### EXERCISE
Where does the word "purus" show up in the records? Copy every line that has it.

DATA EXTRACT Start Marker

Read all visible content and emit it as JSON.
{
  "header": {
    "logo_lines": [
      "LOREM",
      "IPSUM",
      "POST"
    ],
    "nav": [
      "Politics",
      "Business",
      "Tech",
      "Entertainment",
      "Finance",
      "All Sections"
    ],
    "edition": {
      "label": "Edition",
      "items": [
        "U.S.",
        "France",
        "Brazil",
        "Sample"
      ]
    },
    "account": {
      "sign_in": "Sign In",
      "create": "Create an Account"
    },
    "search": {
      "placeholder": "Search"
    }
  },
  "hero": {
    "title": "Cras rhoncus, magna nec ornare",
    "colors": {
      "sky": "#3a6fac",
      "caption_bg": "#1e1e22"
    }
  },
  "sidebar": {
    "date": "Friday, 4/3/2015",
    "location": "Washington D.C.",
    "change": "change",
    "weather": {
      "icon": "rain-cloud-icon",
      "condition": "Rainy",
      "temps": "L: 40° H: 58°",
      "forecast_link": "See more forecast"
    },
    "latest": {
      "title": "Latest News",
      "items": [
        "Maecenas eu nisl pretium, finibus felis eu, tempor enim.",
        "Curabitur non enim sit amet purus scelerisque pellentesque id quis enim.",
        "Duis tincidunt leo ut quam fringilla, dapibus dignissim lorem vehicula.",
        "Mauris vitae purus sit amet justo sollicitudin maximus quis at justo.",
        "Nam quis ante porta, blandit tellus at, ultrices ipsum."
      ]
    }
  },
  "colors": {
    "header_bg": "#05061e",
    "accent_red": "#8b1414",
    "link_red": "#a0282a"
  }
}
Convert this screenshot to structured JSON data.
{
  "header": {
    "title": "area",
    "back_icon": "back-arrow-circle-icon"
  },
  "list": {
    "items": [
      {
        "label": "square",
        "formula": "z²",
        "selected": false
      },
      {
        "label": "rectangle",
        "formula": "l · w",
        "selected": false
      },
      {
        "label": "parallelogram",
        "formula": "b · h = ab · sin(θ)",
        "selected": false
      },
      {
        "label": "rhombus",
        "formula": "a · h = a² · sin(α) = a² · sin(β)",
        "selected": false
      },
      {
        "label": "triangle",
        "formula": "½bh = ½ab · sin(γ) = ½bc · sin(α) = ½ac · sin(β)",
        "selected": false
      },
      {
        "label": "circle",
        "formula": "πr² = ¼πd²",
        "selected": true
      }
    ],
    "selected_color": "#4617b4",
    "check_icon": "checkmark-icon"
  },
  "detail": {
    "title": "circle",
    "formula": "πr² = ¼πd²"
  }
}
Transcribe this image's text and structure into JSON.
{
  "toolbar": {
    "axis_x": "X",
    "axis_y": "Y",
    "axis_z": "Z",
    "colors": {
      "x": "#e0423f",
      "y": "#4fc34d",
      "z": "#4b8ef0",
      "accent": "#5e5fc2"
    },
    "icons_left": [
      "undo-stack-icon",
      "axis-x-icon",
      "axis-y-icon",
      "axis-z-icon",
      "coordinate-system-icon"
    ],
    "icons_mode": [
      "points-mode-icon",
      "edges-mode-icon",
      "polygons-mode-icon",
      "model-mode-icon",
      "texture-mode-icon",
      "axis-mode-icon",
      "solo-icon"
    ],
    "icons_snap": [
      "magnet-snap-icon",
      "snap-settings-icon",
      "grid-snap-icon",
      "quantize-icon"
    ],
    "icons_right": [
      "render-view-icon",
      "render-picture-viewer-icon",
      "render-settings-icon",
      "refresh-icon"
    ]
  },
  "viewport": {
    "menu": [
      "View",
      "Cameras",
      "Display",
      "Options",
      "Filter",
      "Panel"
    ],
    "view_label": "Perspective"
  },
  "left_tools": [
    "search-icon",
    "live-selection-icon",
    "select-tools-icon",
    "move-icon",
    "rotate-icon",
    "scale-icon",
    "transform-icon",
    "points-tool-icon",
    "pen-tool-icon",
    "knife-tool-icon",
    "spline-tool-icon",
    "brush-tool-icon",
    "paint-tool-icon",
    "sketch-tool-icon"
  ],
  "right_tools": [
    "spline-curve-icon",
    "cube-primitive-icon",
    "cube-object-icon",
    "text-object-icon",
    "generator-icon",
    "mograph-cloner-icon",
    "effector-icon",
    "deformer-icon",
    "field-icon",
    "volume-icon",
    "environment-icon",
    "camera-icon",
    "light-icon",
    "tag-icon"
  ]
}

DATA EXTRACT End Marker

### OUTPUT FOR THIS TASK
        "Curabitur non enim sit amet purus scelerisque pellentesque id quis enim.",
        "Mauris vitae purus sit amet justo sollicitudin maximus quis at justo.",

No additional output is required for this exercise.